### TASK GOAL:
When a line below holds the string "title", show that line.

### DATA TO EXAMINE:
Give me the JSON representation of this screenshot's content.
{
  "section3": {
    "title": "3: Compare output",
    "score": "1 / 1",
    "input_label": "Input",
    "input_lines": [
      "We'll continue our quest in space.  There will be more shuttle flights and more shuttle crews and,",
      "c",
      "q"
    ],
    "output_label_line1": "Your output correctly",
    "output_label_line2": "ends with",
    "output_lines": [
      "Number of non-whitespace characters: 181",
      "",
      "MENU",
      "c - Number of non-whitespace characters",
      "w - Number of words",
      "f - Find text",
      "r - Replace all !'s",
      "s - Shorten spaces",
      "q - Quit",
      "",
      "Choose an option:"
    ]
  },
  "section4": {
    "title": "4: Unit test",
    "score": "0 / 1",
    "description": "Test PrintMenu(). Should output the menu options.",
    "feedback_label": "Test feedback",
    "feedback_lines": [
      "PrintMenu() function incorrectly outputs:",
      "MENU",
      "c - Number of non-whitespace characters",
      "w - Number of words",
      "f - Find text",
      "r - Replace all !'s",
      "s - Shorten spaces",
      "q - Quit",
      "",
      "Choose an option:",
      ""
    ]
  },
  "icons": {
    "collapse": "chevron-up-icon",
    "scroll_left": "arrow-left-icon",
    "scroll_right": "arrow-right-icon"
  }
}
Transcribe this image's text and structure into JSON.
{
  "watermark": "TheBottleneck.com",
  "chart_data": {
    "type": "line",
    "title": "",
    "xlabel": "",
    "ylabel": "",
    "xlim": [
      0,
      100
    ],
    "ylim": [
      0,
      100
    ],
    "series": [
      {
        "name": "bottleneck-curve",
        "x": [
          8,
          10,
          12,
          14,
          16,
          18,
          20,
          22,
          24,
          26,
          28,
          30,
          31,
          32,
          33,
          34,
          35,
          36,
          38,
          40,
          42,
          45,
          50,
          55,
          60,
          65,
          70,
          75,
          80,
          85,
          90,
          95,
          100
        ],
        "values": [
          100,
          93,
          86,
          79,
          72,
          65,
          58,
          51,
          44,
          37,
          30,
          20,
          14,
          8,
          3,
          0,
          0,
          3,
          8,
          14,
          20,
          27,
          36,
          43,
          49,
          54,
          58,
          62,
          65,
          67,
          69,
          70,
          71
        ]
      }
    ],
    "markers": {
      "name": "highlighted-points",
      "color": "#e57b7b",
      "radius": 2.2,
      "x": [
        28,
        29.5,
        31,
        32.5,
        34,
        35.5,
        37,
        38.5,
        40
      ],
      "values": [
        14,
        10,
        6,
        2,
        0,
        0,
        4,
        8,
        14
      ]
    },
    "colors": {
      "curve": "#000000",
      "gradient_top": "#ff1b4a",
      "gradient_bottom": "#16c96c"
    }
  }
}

### RESULT OF THIS EXERCISE:
    "title": "3: Compare output",
    "title": "4: Unit test",
    "title": "",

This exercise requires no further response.